» YOUR GOAL:
Copy out all lines of the records in which the word "name" appears.

Data records for software interfaces:
--- --- ---

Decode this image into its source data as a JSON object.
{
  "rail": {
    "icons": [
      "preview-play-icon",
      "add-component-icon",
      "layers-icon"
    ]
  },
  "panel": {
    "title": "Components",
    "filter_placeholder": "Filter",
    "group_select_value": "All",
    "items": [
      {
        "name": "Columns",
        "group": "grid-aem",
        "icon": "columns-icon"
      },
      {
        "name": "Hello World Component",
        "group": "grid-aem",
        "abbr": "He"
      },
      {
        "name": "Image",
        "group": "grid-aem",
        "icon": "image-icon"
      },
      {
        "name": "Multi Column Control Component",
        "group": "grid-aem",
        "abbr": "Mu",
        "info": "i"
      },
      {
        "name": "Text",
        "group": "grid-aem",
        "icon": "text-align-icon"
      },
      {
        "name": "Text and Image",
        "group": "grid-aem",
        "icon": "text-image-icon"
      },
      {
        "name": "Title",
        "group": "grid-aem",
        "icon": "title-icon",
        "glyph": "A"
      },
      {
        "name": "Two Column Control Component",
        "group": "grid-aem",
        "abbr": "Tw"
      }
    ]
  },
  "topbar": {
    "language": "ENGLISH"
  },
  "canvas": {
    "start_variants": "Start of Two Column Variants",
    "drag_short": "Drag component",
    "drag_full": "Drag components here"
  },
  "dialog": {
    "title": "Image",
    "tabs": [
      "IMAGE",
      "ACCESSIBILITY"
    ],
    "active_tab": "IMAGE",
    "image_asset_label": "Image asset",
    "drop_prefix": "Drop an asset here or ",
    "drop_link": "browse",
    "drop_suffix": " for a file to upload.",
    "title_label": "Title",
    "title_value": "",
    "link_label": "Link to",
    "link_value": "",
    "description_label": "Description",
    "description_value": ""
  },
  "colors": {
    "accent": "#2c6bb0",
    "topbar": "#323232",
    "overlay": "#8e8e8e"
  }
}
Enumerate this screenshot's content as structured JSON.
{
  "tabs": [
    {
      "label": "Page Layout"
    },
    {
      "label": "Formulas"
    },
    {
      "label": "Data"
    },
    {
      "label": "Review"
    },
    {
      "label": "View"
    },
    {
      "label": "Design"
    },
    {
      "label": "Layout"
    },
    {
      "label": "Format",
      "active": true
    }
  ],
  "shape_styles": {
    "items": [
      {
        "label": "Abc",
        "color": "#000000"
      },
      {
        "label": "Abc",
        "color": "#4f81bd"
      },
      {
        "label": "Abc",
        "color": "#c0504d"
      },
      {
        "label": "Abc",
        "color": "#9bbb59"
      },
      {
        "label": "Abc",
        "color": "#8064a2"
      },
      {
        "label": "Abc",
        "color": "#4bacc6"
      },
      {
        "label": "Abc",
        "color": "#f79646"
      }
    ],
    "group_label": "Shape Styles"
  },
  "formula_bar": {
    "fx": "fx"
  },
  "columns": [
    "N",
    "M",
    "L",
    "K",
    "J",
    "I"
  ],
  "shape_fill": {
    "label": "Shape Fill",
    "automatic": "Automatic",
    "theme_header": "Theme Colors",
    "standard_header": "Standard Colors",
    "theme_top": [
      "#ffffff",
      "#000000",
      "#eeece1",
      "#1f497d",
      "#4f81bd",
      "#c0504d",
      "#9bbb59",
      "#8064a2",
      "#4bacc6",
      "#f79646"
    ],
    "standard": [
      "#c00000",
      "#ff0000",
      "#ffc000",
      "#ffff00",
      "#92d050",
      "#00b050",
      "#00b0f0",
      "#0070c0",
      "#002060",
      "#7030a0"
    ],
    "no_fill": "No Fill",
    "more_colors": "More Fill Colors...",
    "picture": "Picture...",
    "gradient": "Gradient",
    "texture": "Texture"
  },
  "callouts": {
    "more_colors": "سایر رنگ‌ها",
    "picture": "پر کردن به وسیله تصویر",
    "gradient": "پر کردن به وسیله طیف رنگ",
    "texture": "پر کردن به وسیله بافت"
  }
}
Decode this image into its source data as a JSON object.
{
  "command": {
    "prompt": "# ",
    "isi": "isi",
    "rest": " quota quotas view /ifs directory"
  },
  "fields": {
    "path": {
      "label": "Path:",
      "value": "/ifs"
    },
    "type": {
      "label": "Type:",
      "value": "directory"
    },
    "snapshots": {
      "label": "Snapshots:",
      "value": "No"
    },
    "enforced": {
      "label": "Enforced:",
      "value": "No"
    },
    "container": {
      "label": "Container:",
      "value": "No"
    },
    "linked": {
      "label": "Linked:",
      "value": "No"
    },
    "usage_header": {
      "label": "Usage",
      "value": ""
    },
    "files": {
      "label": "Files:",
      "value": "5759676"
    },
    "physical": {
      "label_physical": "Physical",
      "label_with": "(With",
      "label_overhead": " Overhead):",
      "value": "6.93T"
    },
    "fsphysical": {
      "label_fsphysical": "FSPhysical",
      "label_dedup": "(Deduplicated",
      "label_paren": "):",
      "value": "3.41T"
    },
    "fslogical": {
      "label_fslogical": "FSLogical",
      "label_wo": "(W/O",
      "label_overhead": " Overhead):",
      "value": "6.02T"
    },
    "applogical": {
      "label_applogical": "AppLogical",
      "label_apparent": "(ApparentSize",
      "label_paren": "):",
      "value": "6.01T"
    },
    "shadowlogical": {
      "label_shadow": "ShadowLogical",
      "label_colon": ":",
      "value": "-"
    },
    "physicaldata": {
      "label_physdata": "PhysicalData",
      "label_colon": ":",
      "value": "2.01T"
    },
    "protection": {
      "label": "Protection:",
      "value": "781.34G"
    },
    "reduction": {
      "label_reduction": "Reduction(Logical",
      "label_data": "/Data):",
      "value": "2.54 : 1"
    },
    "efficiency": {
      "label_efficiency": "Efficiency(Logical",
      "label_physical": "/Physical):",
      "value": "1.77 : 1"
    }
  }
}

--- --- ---

» SOLUTION FOR THIS PROBLEM:
        "name": "Columns",
        "name": "Hello World Component",
        "name": "Image",
        "name": "Multi Column Control Component",
        "name": "Text",
        "name": "Text and Image",
        "name": "Title",
        "name": "Two Column Control Component",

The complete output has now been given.